─── INFORMATION PROVIDED ───

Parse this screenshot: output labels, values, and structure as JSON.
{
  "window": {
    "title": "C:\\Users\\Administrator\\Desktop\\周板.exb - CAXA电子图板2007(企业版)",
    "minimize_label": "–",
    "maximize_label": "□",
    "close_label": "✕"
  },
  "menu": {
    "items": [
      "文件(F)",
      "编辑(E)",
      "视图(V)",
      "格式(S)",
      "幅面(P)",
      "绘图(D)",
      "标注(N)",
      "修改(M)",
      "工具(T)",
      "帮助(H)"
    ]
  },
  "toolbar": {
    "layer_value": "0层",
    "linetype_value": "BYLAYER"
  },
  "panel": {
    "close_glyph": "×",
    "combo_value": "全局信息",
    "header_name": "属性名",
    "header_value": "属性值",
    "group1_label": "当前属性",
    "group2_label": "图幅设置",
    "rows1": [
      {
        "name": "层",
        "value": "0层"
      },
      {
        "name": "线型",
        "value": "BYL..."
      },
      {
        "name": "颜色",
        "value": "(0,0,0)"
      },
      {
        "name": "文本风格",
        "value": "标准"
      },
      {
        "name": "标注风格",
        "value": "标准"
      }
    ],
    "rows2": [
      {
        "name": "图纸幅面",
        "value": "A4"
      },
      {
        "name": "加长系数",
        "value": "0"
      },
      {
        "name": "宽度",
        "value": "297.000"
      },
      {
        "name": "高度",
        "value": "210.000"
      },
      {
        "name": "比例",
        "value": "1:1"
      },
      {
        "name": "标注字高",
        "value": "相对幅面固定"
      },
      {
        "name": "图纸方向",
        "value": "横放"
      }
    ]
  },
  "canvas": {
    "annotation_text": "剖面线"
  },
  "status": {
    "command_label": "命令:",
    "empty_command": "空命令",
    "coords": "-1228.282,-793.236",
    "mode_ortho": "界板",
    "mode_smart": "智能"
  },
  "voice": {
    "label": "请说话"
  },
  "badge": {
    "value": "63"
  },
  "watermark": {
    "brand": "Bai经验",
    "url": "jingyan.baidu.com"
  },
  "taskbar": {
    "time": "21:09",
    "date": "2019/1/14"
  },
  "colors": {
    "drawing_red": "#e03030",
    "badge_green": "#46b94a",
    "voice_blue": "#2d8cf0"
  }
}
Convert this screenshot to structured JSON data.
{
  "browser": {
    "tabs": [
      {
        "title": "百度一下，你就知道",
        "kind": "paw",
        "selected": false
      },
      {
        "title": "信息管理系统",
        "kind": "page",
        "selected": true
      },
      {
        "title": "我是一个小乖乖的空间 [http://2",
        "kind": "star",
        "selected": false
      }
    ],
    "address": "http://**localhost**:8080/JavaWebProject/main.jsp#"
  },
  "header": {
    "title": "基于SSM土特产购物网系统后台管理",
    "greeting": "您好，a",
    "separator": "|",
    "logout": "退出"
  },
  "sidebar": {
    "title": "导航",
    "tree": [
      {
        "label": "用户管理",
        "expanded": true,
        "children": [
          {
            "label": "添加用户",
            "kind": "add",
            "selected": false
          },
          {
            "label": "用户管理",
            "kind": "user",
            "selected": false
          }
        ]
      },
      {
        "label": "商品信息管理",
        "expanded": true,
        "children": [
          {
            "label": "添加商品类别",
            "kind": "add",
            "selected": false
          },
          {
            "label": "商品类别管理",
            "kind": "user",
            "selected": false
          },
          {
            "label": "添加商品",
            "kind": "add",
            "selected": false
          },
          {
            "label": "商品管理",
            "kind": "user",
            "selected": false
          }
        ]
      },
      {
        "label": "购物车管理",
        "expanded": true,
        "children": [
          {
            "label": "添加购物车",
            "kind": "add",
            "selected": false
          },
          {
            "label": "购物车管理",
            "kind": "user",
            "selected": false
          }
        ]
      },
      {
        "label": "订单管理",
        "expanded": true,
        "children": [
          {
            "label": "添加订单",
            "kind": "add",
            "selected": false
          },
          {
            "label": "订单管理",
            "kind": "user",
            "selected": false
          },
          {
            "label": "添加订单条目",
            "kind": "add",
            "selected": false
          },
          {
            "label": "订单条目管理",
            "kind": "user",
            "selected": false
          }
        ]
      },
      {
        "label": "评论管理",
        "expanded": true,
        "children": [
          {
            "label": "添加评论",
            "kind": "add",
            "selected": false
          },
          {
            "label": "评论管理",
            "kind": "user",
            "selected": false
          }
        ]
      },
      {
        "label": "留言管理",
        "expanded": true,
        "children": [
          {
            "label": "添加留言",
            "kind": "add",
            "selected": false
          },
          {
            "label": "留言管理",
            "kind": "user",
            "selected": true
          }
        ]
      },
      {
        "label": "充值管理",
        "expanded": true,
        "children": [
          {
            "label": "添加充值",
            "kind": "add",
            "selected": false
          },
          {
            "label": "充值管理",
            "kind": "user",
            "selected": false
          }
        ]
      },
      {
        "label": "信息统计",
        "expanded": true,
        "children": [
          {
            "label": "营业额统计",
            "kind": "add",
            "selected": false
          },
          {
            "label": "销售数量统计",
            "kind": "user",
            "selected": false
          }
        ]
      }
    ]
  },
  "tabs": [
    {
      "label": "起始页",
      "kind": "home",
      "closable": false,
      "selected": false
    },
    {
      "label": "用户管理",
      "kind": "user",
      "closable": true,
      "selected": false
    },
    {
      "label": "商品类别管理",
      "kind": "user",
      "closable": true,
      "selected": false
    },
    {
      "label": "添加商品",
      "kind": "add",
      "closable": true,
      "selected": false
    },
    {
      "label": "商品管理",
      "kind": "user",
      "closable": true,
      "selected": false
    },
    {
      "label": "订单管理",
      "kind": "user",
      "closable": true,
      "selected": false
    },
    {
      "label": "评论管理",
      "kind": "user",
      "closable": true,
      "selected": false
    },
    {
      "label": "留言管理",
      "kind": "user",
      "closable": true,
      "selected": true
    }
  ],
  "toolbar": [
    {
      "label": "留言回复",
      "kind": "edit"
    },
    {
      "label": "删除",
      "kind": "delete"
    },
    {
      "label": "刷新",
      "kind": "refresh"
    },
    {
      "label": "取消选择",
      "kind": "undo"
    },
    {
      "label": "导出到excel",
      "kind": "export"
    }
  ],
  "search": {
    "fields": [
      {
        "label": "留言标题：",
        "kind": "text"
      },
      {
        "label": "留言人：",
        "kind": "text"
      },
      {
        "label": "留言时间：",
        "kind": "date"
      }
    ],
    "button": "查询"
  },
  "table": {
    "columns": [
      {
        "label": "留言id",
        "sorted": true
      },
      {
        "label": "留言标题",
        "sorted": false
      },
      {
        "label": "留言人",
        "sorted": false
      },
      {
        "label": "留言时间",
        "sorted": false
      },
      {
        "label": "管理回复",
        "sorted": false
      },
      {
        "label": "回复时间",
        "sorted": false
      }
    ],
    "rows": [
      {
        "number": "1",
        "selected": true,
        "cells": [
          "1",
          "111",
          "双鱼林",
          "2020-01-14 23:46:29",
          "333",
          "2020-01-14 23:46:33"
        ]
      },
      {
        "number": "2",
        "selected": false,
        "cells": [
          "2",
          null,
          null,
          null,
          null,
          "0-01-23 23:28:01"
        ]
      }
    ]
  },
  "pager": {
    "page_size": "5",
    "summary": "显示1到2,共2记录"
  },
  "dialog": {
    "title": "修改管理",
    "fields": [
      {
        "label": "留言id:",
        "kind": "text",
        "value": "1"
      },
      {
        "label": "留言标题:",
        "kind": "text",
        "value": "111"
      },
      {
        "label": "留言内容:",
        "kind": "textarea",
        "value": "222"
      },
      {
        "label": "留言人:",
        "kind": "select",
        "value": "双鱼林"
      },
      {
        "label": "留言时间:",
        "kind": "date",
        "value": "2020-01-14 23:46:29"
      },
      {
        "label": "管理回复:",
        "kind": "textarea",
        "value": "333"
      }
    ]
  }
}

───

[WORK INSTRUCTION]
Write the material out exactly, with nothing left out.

[TASK SOLUTION]
Parse this screenshot: output labels, values, and structure as JSON.
{
  "window": {
    "title": "C:\\Users\\Administrator\\Desktop\\周板.exb - CAXA电子图板2007(企业版)",
    "minimize_label": "–",
    "maximize_label": "□",
    "close_label": "✕"
  },
  "menu": {
    "items": [
      "文件(F)",
      "编辑(E)",
      "视图(V)",
      "格式(S)",
      "幅面(P)",
      "绘图(D)",
      "标注(N)",
      "修改(M)",
      "工具(T)",
      "帮助(H)"
    ]
  },
  "toolbar": {
    "layer_value": "0层",
    "linetype_value": "BYLAYER"
  },
  "panel": {
    "close_glyph": "×",
    "combo_value": "全局信息",
    "header_name": "属性名",
    "header_value": "属性值",
    "group1_label": "当前属性",
    "group2_label": "图幅设置",
    "rows1": [
      {
        "name": "层",
        "value": "0层"
      },
      {
        "name": "线型",
        "value": "BYL..."
      },
      {
        "name": "颜色",
        "value": "(0,0,0)"
      },
      {
        "name": "文本风格",
        "value": "标准"
      },
      {
        "name": "标注风格",
        "value": "标准"
      }
    ],
    "rows2": [
      {
        "name": "图纸幅面",
        "value": "A4"
      },
      {
        "name": "加长系数",
        "value": "0"
      },
      {
        "name": "宽度",
        "value": "297.000"
      },
      {
        "name": "高度",
        "value": "210.000"
      },
      {
        "name": "比例",
        "value": "1:1"
      },
      {
        "name": "标注字高",
        "value": "相对幅面固定"
      },
      {
        "name": "图纸方向",
        "value": "横放"
      }
    ]
  },
  "canvas": {
    "annotation_text": "剖面线"
  },
  "status": {
    "command_label": "命令:",
    "empty_command": "空命令",
    "coords": "-1228.282,-793.236",
    "mode_ortho": "界板",
    "mode_smart": "智能"
  },
  "voice": {
    "label": "请说话"
  },
  "badge": {
    "value": "63"
  },
  "watermark": {
    "brand": "Bai经验",
    "url": "jingyan.baidu.com"
  },
  "taskbar": {
    "time": "21:09",
    "date": "2019/1/14"
  },
  "colors": {
    "drawing_red": "#e03030",
    "badge_green": "#46b94a",
    "voice_blue": "#2d8cf0"
  }
}
Convert this screenshot to structured JSON data.
{
  "browser": {
    "tabs": [
      {
        "title": "百度一下，你就知道",
        "kind": "paw",
        "selected": false
      },
      {
        "title": "信息管理系统",
        "kind": "page",
        "selected": true
      },
      {
        "title": "我是一个小乖乖的空间 [http://2",
        "kind": "star",
        "selected": false
      }
    ],
    "address": "http://**localhost**:8080/JavaWebProject/main.jsp#"
  },
  "header": {
    "title": "基于SSM土特产购物网系统后台管理",
    "greeting": "您好，a",
    "separator": "|",
    "logout": "退出"
  },
  "sidebar": {
    "title": "导航",
    "tree": [
      {
        "label": "用户管理",
        "expanded": true,
        "children": [
          {
            "label": "添加用户",
            "kind": "add",
            "selected": false
          },
          {
            "label": "用户管理",
            "kind": "user",
            "selected": false
          }
        ]
      },
      {
        "label": "商品信息管理",
        "expanded": true,
        "children": [
          {
            "label": "添加商品类别",
            "kind": "add",
            "selected": false
          },
          {
            "label": "商品类别管理",
            "kind": "user",
            "selected": false
          },
          {
            "label": "添加商品",
            "kind": "add",
            "selected": false
          },
          {
            "label": "商品管理",
            "kind": "user",
            "selected": false
          }
        ]
      },
      {
        "label": "购物车管理",
        "expanded": true,
        "children": [
          {
            "label": "添加购物车",
            "kind": "add",
            "selected": false
          },
          {
            "label": "购物车管理",
            "kind": "user",
            "selected": false
          }
        ]
      },
      {
        "label": "订单管理",
        "expanded": true,
        "children": [
          {
            "label": "添加订单",
            "kind": "add",
            "selected": false
          },
          {
            "label": "订单管理",
            "kind": "user",
            "selected": false
          },
          {
            "label": "添加订单条目",
            "kind": "add",
            "selected": false
          },
          {
            "label": "订单条目管理",
            "kind": "user",
            "selected": false
          }
        ]
      },
      {
        "label": "评论管理",
        "expanded": true,
        "children": [
          {
            "label": "添加评论",
            "kind": "add",
            "selected": false
          },
          {
            "label": "评论管理",
            "kind": "user",
            "selected": false
          }
        ]
      },
      {
        "label": "留言管理",
        "expanded": true,
        "children": [
          {
            "label": "添加留言",
            "kind": "add",
            "selected": false
          },
          {
            "label": "留言管理",
            "kind": "user",
            "selected": true
          }
        ]
      },
      {
        "label": "充值管理",
        "expanded": true,
        "children": [
          {
            "label": "添加充值",
            "kind": "add",
            "selected": false
          },
          {
            "label": "充值管理",
            "kind": "user",
            "selected": false
          }
        ]
      },
      {
        "label": "信息统计",
        "expanded": true,
        "children": [
          {
            "label": "营业额统计",
            "kind": "add",
            "selected": false
          },
          {
            "label": "销售数量统计",
            "kind": "user",
            "selected": false
          }
        ]
      }
    ]
  },
  "tabs": [
    {
      "label": "起始页",
      "kind": "home",
      "closable": false,
      "selected": false
    },
    {
      "label": "用户管理",
      "kind": "user",
      "closable": true,
      "selected": false
    },
    {
      "label": "商品类别管理",
      "kind": "user",
      "closable": true,
      "selected": false
    },
    {
      "label": "添加商品",
      "kind": "add",
      "closable": true,
      "selected": false
    },
    {
      "label": "商品管理",
      "kind": "user",
      "closable": true,
      "selected": false
    },
    {
      "label": "订单管理",
      "kind": "user",
      "closable": true,
      "selected": false
    },
    {
      "label": "评论管理",
      "kind": "user",
      "closable": true,
      "selected": false
    },
    {
      "label": "留言管理",
      "kind": "user",
      "closable": true,
      "selected": true
    }
  ],
  "toolbar": [
    {
      "label": "留言回复",
      "kind": "edit"
    },
    {
      "label": "删除",
      "kind": "delete"
    },
    {
      "label": "刷新",
      "kind": "refresh"
    },
    {
      "label": "取消选择",
      "kind": "undo"
    },
    {
      "label": "导出到excel",
      "kind": "export"
    }
  ],
  "search": {
    "fields": [
      {
        "label": "留言标题：",
        "kind": "text"
      },
      {
        "label": "留言人：",
        "kind": "text"
      },
      {
        "label": "留言时间：",
        "kind": "date"
      }
    ],
    "button": "查询"
  },
  "table": {
    "columns": [
      {
        "label": "留言id",
        "sorted": true
      },
      {
        "label": "留言标题",
        "sorted": false
      },
      {
        "label": "留言人",
        "sorted": false
      },
      {
        "label": "留言时间",
        "sorted": false
      },
      {
        "label": "管理回复",
        "sorted": false
      },
      {
        "label": "回复时间",
        "sorted": false
      }
    ],
    "rows": [
      {
        "number": "1",
        "selected": true,
        "cells": [
          "1",
          "111",
          "双鱼林",
          "2020-01-14 23:46:29",
          "333",
          "2020-01-14 23:46:33"
        ]
      },
      {
        "number": "2",
        "selected": false,
        "cells": [
          "2",
          null,
          null,
          null,
          null,
          "0-01-23 23:28:01"
        ]
      }
    ]
  },
  "pager": {
    "page_size": "5",
    "summary": "显示1到2,共2记录"
  },
  "dialog": {
    "title": "修改管理",
    "fields": [
      {
        "label": "留言id:",
        "kind": "text",
        "value": "1"
      },
      {
        "label": "留言标题:",
        "kind": "text",
        "value": "111"
      },
      {
        "label": "留言内容:",
        "kind": "textarea",
        "value": "222"
      },
      {
        "label": "留言人:",
        "kind": "select",
        "value": "双鱼林"
      },
      {
        "label": "留言时间:",
        "kind": "date",
        "value": "2020-01-14 23:46:29"
      },
      {
        "label": "管理回复:",
        "kind": "textarea",
        "value": "333"
      }
    ]
  }
}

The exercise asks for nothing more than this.